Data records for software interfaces
____

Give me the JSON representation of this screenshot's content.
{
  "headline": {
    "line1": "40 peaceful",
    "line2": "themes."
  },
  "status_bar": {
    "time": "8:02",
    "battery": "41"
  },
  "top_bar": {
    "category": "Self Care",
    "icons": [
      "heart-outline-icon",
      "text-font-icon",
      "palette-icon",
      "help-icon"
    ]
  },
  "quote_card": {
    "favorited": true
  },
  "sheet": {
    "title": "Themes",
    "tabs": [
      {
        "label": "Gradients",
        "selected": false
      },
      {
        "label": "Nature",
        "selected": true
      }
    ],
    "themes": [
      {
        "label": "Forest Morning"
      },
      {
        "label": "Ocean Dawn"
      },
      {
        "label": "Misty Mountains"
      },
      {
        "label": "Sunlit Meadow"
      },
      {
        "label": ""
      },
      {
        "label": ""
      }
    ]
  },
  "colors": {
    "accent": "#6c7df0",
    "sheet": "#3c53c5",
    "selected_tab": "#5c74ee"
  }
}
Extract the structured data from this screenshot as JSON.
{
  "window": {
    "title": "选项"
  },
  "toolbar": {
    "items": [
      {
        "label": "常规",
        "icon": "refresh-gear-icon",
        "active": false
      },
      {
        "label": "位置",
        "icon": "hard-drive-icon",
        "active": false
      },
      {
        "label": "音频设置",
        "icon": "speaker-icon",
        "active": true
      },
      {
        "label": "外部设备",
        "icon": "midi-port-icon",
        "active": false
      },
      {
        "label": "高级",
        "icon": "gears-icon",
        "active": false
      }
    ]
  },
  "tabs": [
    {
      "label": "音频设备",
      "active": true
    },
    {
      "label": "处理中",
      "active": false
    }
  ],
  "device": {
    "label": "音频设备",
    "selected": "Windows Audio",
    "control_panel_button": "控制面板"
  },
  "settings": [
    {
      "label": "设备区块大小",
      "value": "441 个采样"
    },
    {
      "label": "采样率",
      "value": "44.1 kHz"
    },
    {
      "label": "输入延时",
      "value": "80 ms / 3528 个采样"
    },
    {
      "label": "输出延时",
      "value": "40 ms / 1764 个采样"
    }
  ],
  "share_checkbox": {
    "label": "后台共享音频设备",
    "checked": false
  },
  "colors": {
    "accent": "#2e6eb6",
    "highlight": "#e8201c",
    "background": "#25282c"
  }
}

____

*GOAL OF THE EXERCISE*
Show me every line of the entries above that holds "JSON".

*TASK RESULT*
Give me the JSON representation of this screenshot's content.
Extract the structured data from this screenshot as JSON.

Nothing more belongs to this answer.